As noted at the very outset of these reasons however, the law requires that the Committee draw inferences and form its opinion based on evidence. It cannot speculate. In this case, it points to no evidence nor any basis to find that Dr. Fingerote is likely to expose his patients to a risk of harm or injury other than its finding that the allegations made could, if proven, amount to sexual abuse. The label “sexual abuse” is not, in and of itself, probative of the risk of future harm. It is the acts themselves that is, the evidence supporting the underlying charge - and then any other evidence of urgency or other relevant circumstances that are evidence on which an inference or an opinion may be formed. It may well be that there are cases where the facts alleged without more will be probative or logically related to the existence of a risk of future harm. However here, where the facts are contested, the conclusions are based on a person’s perception of another’s intention, and where there is a clinically appropriate explanation put forward with no evidence to the contrary in the record, the Committee needs to point to some evidence to support its inference or opinion that the doctor exposes or is likely to expose his patients to harm or injury.
In December 2019, Ontario’s Attorney General introduced Bill 161, the Smarter and Stronger Justice Act (the “Act”), which became law on July 8, 2020. The Act hopes to simplify a complex and outdated justice system by bringing changes to how legal aid services are delivered, how class actions are handled, and how court processes are administered.
Of note, the Act has amended the Judicial Review Procedures Act (JRPA) to establish new rules as to when an application for judicial review may be brought.
Any decisions made on or after July 8, 2020 are now subject to a 30-day limit for bringing an application for judicial review unless another Act provides otherwise. Courts, however, retain powers to extend the time for making an application for judicial review if satisfied that there are apparent grounds for relief and that no prejudice or hardship will be incurred by the delay. Before these amendments, the JRPA did not set out any time limits for bringing an application, but courts had powers to extend the time to bring an application if another Act prescribed the limit.
In early August 2020, the Federal Minister of Health granted an exemption under the Controlled Drugs and Substances Act (CDSA) to four terminally ill Canadians to use psilocybin in their end of life care.

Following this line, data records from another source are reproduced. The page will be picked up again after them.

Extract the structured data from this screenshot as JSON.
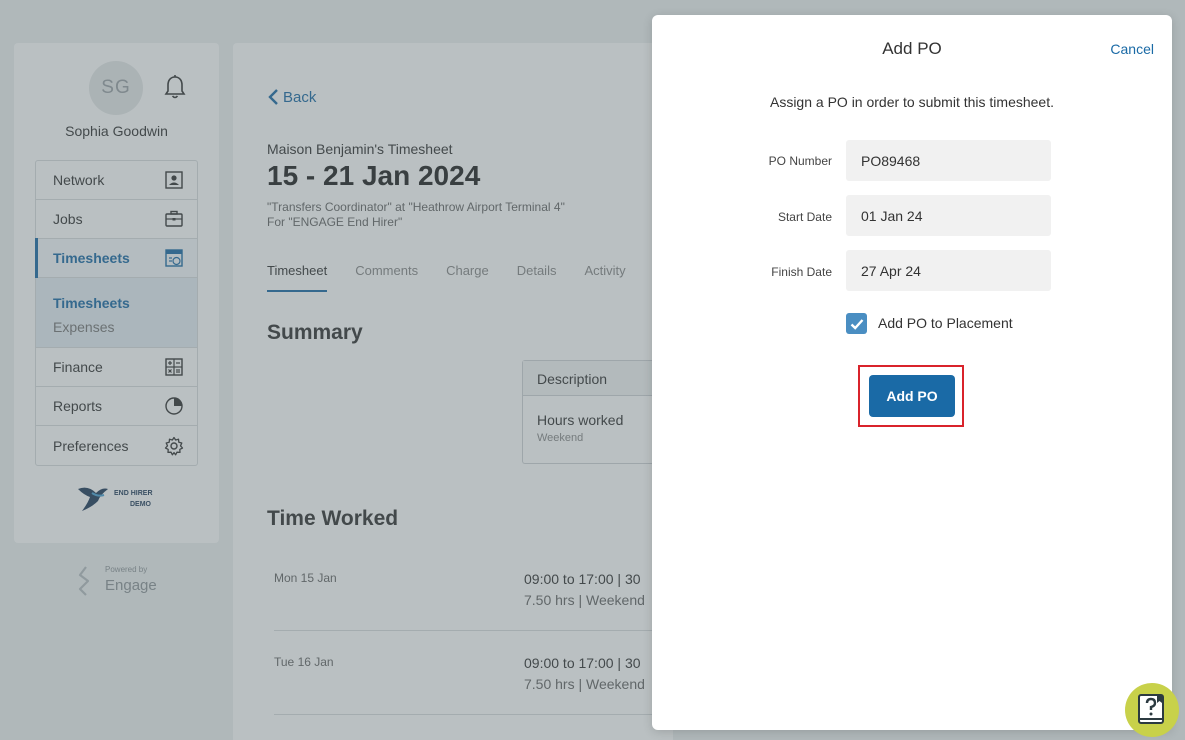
{
  "user": {
    "initials": "SG",
    "name": "Sophia Goodwin"
  },
  "nav": {
    "items": [
      {
        "label": "Network"
      },
      {
        "label": "Jobs"
      },
      {
        "label": "Timesheets"
      },
      {
        "label": "Finance"
      },
      {
        "label": "Reports"
      },
      {
        "label": "Preferences"
      }
    ],
    "sub": [
      {
        "label": "Timesheets"
      },
      {
        "label": "Expenses"
      }
    ]
  },
  "brand": {
    "logo_text_1": "END HIRER",
    "logo_text_2": "DEMO",
    "powered_by": "Powered by",
    "engage": "Engage"
  },
  "page": {
    "back_label": "Back",
    "subtitle": "Maison Benjamin's Timesheet",
    "title": "15 - 21 Jan 2024",
    "meta_line_1": "\"Transfers Coordinator\" at \"Heathrow Airport Terminal 4\"",
    "meta_line_2": "For \"ENGAGE End Hirer\"",
    "tabs": [
      {
        "label": "Timesheet"
      },
      {
        "label": "Comments"
      },
      {
        "label": "Charge"
      },
      {
        "label": "Details"
      },
      {
        "label": "Activity"
      }
    ],
    "summary_heading": "Summary",
    "summary_table": {
      "header": "Description",
      "row_title": "Hours worked",
      "row_sub": "Weekend"
    },
    "time_worked_heading": "Time Worked",
    "time_rows": [
      {
        "date": "Mon 15 Jan",
        "time": "09:00 to 17:00  |  30",
        "hours": "7.50 hrs  |  Weekend"
      },
      {
        "date": "Tue 16 Jan",
        "time": "09:00 to 17:00  |  30",
        "hours": "7.50 hrs  |  Weekend"
      }
    ]
  },
  "modal": {
    "title": "Add PO",
    "cancel_label": "Cancel",
    "instruction": "Assign a PO in order to submit this timesheet.",
    "po_number_label": "PO Number",
    "po_number_value": "PO89468",
    "start_date_label": "Start Date",
    "start_date_value": "01 Jan 24",
    "finish_date_label": "Finish Date",
    "finish_date_value": "27 Apr 24",
    "checkbox_label": "Add PO to Placement",
    "checkbox_checked": true,
    "submit_label": "Add PO"
  },
  "colors": {
    "accent": "#1a6aa6",
    "highlight": "#d9232b",
    "help": "#c8d14a"
  }
}
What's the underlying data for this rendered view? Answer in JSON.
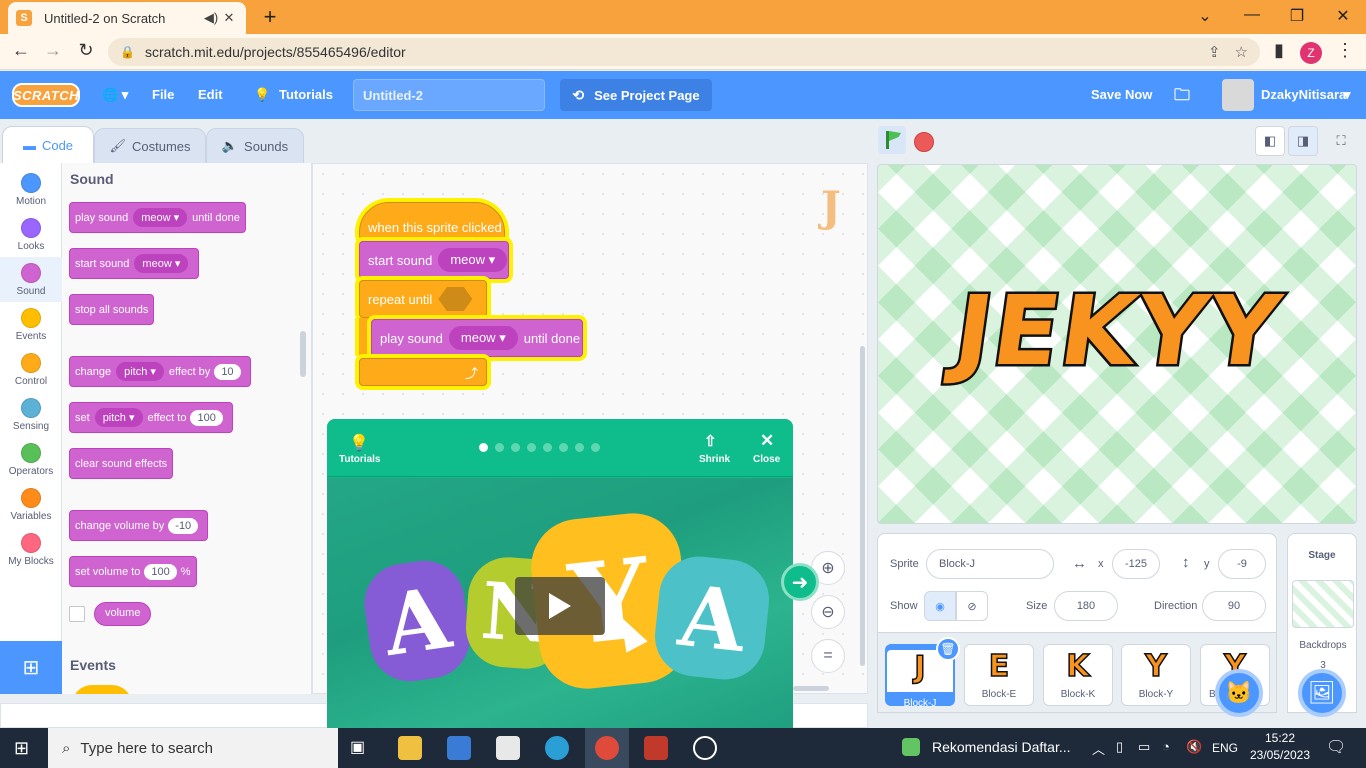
{
  "browser": {
    "tab_title": "Untitled-2 on Scratch",
    "favicon": "S",
    "url": "scratch.mit.edu/projects/855465496/editor",
    "profile_initial": "Z",
    "colors": {
      "tabbar": "#f7a23c",
      "toolbar": "#fff7ec"
    }
  },
  "menubar": {
    "logo": "SCRATCH",
    "file": "File",
    "edit": "Edit",
    "tutorials": "Tutorials",
    "project_title": "Untitled-2",
    "see_project": "See Project Page",
    "save_now": "Save Now",
    "username": "DzakyNitisara",
    "accent": "#4c97ff"
  },
  "editor_tabs": [
    "Code",
    "Costumes",
    "Sounds"
  ],
  "categories": [
    {
      "label": "Motion",
      "color": "#4c97ff"
    },
    {
      "label": "Looks",
      "color": "#9966ff"
    },
    {
      "label": "Sound",
      "color": "#cf63cf"
    },
    {
      "label": "Events",
      "color": "#ffbf00"
    },
    {
      "label": "Control",
      "color": "#ffab19"
    },
    {
      "label": "Sensing",
      "color": "#5cb1d6"
    },
    {
      "label": "Operators",
      "color": "#59c059"
    },
    {
      "label": "Variables",
      "color": "#ff8c1a"
    },
    {
      "label": "My Blocks",
      "color": "#ff6680"
    }
  ],
  "palette": {
    "heading": "Sound",
    "events_heading": "Events",
    "play_sound": "play sound",
    "until_done": "until done",
    "start_sound": "start sound",
    "meow": "meow",
    "stop_all": "stop all sounds",
    "change": "change",
    "pitch": "pitch",
    "effect_by": "effect by",
    "effect_by_value": "10",
    "set": "set",
    "effect_to": "effect to",
    "effect_to_value": "100",
    "clear_effects": "clear sound effects",
    "change_volume": "change volume by",
    "change_volume_value": "-10",
    "set_volume": "set volume to",
    "set_volume_value": "100",
    "percent": "%",
    "volume": "volume"
  },
  "script": {
    "hat": "when this sprite clicked",
    "start_sound": "start sound",
    "meow": "meow",
    "repeat_until": "repeat until",
    "play_sound": "play sound",
    "until_done": "until done",
    "loop_arrow": "⤴"
  },
  "tutorial": {
    "label": "Tutorials",
    "shrink": "Shrink",
    "close": "Close",
    "dots_total": 8,
    "dots_active": 1,
    "letters": [
      "A",
      "N",
      "Y",
      "A"
    ]
  },
  "stage": {
    "text": "JEKYY",
    "sprite_label": "Sprite",
    "sprite_name": "Block-J",
    "x_label": "x",
    "x_value": "-125",
    "y_label": "y",
    "y_value": "-9",
    "show_label": "Show",
    "size_label": "Size",
    "size_value": "180",
    "direction_label": "Direction",
    "direction_value": "90",
    "stage_label": "Stage",
    "backdrops_label": "Backdrops",
    "backdrops_count": "3"
  },
  "sprites": [
    {
      "name": "Block-J",
      "glyph": "J"
    },
    {
      "name": "Block-E",
      "glyph": "E"
    },
    {
      "name": "Block-K",
      "glyph": "K"
    },
    {
      "name": "Block-Y",
      "glyph": "Y"
    },
    {
      "name": "B",
      "glyph": "Y"
    }
  ],
  "taskbar": {
    "search_placeholder": "Type here to search",
    "notification": "Rekomendasi Daftar...",
    "lang": "ENG",
    "time": "15:22",
    "date": "23/05/2023"
  }
}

Psilocybin is one of the active ingredients/chemicals in “magic mushrooms,” the other is psilocin. Both psilocybin and psilocin are controlled substances under Schedule III of the CDSA. The sale, possession, production, etc. are prohibited unless authorized for clinical trial or research purposes under Part J of the Food and Drug Regulations. Both have been illegal in Canada since 1974. According to Health Canada, there are no approved therapeutic products containing psilocybin in Canada. However, the purified active ingredient, i.e. psilocybin, is being studied in supervised clinical settings for its potential to treat various conditions such as anxiety and depression.